I've watched a couple of movies off my DVR recently, and will get around to doing full-length posts on them sometime.
Posted by Ted S. (Just a Cineast) at 5:21 AM
Tuesday, October 4, 2016
Last October's TCM Spotlight was on Trailblazing Women, specifically looking at women directors. It was supposed to be the first part of a two-part series, with the second part coming in October of this year. Well, we're in October now, and so the Trailblazing Women spotlight returns.
It'll start before prime time, with a Mary Pickford documentary at 6:00 PM. The film I'm looking forward to tonight is Mothers of Men at 10:00 PM. It's apparently a restoration of a 1921 release of the 1917 movie, since the original 1917 prints are all believed lost. This is one I haven't seen before, so I can't comment on it other than the brief reading up on it I did at IMDb and elsewhere.
From what I gather from the web-site, Ileana Douglas is hosting the whole thing, and tonight's co-host is Cari Beauchamp, who appeared last year, I believe in the early directors nights.
Posted by Ted S. (Just a Cineast) at 5:17 AM
Monday, October 3, 2016
Surprisingly, The Wicker Man is not on the TCM schedule this month
We're in the first full week of a new month, and as I mentioned yesterday, with it being October there's a lot of opportunity to see horror movies. And so it makes some sense that TCM selected Christopher Lee as the star of the month, since he's so identified with those Hammer horror movies. But he did a fair amount of non-horror work, and TCM will be sampling that as well.
Tonight at 8:00 PM, for example, TCM will be showing the rarely-seen Jinnah, in what is apparently the North American television premiere. Christopher Lee stars as Mohammad Ali Jinnah, a name people in America might not recognize. Everybody knows Gandhi, but when Indians were struggling for their independence from Britain, Jinnah believed that the Muslim minority needed a nation of its own. He eventually got his wish as India was partitioned into India and Pakistan, which at the time consisted of West Pakistan (the country today known as Pakistan) and East Pakistan, which is now Bangladesh, having seceded from the West in a bloody civil war. Of course, partition mean huge population migrations, which is probably why Jinnah is such a controversial figure. It's one I'm really looking forward to.
Posted by Ted S. (Just a Cineast) at 5:14 AM
Sunday, October 2, 2016
Everybody's favorite monster, along with actor Colin Clive
Ah, October is here, that month when everybody starts thinking of horror because Halloween is at the end of the month.
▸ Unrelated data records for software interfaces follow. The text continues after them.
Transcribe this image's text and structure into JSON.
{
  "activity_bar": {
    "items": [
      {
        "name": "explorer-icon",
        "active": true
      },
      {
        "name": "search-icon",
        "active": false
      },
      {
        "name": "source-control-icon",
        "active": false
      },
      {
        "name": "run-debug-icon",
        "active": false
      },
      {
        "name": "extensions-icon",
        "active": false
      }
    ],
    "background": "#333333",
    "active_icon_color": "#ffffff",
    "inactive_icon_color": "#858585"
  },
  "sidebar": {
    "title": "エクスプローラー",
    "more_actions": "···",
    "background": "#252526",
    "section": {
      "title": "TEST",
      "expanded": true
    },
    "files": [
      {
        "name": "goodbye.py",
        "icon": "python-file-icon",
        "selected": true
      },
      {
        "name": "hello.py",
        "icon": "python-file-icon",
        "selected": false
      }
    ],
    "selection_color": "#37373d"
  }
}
TCM is starting tonight, with the classic 1931 Frankenstein at 8:00 PM. It's the jumping off point for a dozen Frankenstein movies, airing every Sunday in prime time in October on TCM.
The 1931 version is the one everybody remembers, but of course it's not original in that it's based on the novel by Mary Shelley. That having been said, it's not even the original movie version. Much like there was a two-reel version of Ben-Hur in the first decade of the last century, there was also a two-reel version of Frankenstein about that early. (At least the Frankenstein story was already in the public domain.) That 1910 version of Frankenstein survives and can be seen on Youtube:
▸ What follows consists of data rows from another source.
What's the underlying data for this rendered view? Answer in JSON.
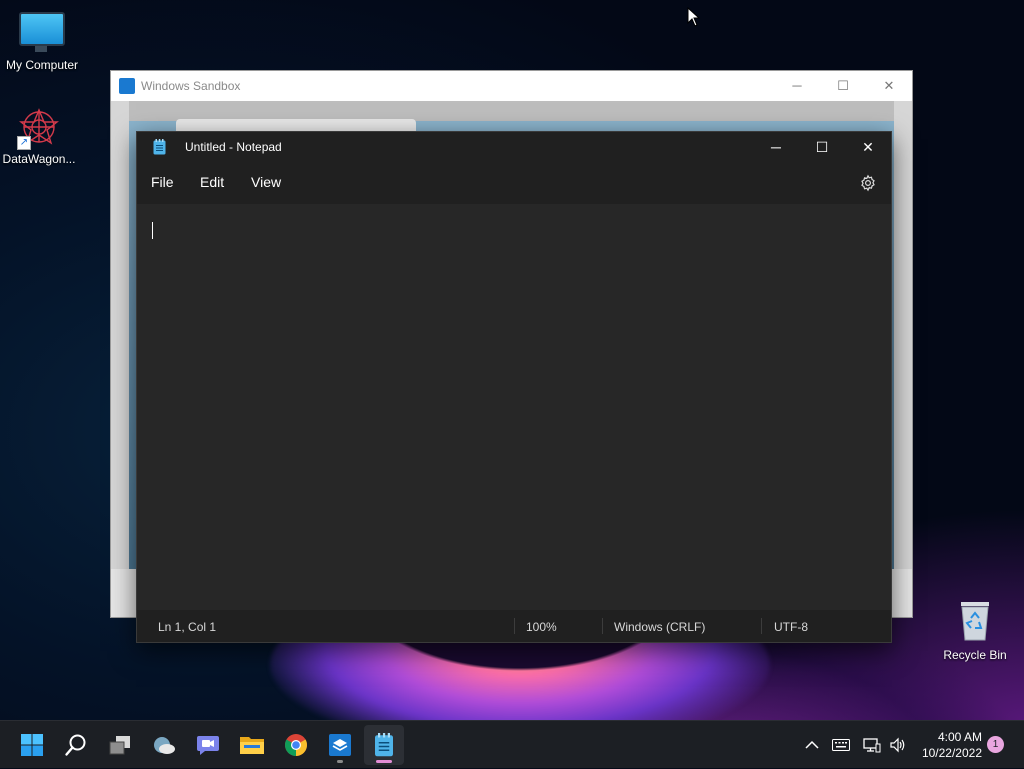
{
  "desktop": {
    "icons": [
      {
        "label": "My Computer",
        "icon": "monitor-icon"
      },
      {
        "label": "DataWagon...",
        "icon": "datawagon-icon"
      },
      {
        "label": "Recycle Bin",
        "icon": "recycle-bin-icon"
      }
    ]
  },
  "sandbox": {
    "title": "Windows Sandbox",
    "minimize": "─",
    "maximize": "☐",
    "close": "✕"
  },
  "notepad": {
    "title": "Untitled - Notepad",
    "minimize": "─",
    "maximize": "☐",
    "close": "✕",
    "menu": {
      "file": "File",
      "edit": "Edit",
      "view": "View"
    },
    "settings_icon": "gear-icon",
    "content": "",
    "status": {
      "position": "Ln 1, Col 1",
      "zoom": "100%",
      "line_ending": "Windows (CRLF)",
      "encoding": "UTF-8"
    }
  },
  "taskbar": {
    "apps": [
      {
        "name": "start",
        "icon": "windows-logo-icon"
      },
      {
        "name": "search",
        "icon": "search-icon"
      },
      {
        "name": "task-view",
        "icon": "task-view-icon"
      },
      {
        "name": "widgets",
        "icon": "weather-icon"
      },
      {
        "name": "chat",
        "icon": "teams-chat-icon"
      },
      {
        "name": "file-explorer",
        "icon": "folder-icon"
      },
      {
        "name": "chrome",
        "icon": "chrome-icon"
      },
      {
        "name": "windows-sandbox",
        "icon": "sandbox-icon"
      },
      {
        "name": "notepad",
        "icon": "notepad-icon"
      }
    ],
    "tray": {
      "chevron": "^",
      "time": "4:00 AM",
      "date": "10/22/2022",
      "notifications": "1"
    }
  },
  "colors": {
    "notepad_bg": "#272727",
    "titlebar_bg": "#202020",
    "accent": "#e38dd6",
    "taskbar_bg": "#1c1f24"
  }
}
Saturday, October 1, 2016
In yet another sign that Robert Osborne probably won't be coming back as TCM host, there's another guest host for this month. Actor Ron Perlman will be presenting the movies on Fridays and Saturdays this month; today should be the first night he's hosting.
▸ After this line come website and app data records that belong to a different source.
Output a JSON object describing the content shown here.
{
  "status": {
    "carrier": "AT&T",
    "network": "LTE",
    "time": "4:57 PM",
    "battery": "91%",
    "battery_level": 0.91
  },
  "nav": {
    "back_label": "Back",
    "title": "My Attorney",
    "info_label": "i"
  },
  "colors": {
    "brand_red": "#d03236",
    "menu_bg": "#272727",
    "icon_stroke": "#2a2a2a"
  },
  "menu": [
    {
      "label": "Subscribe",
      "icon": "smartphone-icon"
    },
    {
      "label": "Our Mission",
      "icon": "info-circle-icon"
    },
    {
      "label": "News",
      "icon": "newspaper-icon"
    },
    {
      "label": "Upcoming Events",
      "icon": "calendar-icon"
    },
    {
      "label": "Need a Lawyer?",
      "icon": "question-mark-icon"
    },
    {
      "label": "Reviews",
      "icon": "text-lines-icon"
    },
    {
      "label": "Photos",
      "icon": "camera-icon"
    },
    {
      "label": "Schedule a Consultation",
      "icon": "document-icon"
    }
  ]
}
I notice that tonight's prime time lineup starts at 8:00 PM with Two Guys From Milwaukee. I find it hard to believe that this would ever have been selected as an Essential, so the folks at TCM finally decided to scrap it for this year, I'd guess. I have no idea if it will be coming back next March, and if so, who will be hosting it. I'd guess Ben Mankiewicz and... somebody, but don't know who he'd guest host it with. Sally Field?
Posted by Ted S. (Just a Cineast) at 8:49 AM